Yes, there is every reason to be excited about picking up Ladd. He is a versatile forward who can play on the power play and is also an excellent penalty killer. He is a fantastic and experienced fit that should mesh very well with the style of play used by Toews and Hossa. Ladd is a legitimate top six forward in every sense of the phrase.
There's just the prevailing sentiment that even the Blackhawks know the danger. They aren't thinking about the future and they're comfortable with working a narrow mindset for this year's Stanley Cup. Even if it means you might "lose" a few trade in the process.
Given the high end prospect and assets Chicago gave in return as well as the fact that the defensive corps still needs its own competent acquisition, there is reason to worry.
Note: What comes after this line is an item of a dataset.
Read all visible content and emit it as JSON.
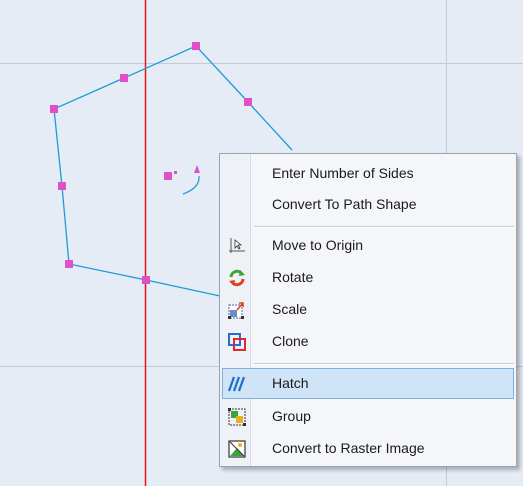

The threat of the Andrew Ladd trade backfiring both in the short- and long-term for the organization like it has in previous league precedents poses significant risk for the Chicago Blackhawks as they push for to repeat for the Stanley Cup. Hopefully they win it so this is all moot.